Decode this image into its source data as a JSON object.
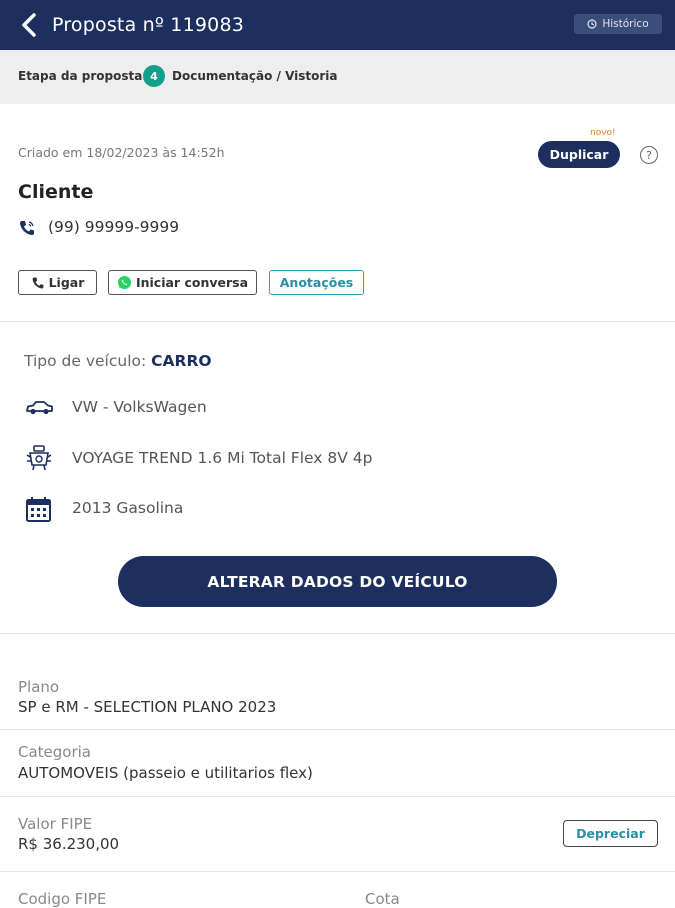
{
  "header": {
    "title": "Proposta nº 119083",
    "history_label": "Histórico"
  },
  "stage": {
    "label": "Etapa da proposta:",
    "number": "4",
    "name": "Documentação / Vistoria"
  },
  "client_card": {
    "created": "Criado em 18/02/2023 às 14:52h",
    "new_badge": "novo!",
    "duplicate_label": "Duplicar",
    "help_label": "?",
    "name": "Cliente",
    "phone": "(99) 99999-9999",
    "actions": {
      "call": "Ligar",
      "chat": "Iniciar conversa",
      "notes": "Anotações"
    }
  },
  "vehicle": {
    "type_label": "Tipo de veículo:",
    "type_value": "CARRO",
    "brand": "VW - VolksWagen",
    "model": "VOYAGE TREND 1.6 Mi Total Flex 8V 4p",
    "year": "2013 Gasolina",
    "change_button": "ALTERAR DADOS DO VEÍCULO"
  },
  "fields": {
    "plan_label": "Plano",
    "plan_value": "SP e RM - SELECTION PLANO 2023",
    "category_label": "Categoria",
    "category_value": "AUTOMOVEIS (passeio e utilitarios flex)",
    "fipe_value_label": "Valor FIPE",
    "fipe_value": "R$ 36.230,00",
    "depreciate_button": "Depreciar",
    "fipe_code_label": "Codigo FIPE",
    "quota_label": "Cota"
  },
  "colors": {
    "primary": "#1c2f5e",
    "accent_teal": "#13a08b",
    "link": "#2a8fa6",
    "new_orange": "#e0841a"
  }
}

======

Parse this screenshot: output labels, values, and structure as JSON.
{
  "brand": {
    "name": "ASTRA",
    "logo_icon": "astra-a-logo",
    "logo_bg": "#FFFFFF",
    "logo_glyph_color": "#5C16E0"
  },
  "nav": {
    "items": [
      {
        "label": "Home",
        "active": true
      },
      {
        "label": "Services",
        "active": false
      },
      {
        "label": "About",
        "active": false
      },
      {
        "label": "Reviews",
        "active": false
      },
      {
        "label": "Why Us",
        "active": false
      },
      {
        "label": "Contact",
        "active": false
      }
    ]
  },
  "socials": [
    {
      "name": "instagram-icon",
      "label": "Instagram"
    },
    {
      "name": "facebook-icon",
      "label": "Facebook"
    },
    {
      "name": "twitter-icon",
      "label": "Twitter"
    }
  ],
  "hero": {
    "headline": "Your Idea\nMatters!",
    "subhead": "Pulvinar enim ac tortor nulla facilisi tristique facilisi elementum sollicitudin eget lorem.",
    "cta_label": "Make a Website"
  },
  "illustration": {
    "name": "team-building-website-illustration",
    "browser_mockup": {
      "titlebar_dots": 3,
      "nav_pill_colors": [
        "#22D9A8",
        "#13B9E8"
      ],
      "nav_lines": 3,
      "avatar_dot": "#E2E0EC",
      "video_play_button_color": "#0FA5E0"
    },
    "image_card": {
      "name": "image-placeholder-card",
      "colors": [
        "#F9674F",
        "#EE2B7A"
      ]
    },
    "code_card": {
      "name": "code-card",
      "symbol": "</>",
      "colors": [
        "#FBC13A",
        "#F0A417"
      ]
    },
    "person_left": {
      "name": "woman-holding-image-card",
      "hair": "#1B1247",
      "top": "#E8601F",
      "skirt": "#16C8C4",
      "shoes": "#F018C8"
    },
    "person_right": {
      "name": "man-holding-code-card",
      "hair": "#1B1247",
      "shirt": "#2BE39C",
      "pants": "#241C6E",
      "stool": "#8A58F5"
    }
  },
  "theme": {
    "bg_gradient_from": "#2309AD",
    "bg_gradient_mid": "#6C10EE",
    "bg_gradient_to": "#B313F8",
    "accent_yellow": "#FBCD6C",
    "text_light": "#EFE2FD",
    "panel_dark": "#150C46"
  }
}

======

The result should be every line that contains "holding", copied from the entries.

## Answer section
      "name": "woman-holding-image-card",
      "name": "man-holding-code-card",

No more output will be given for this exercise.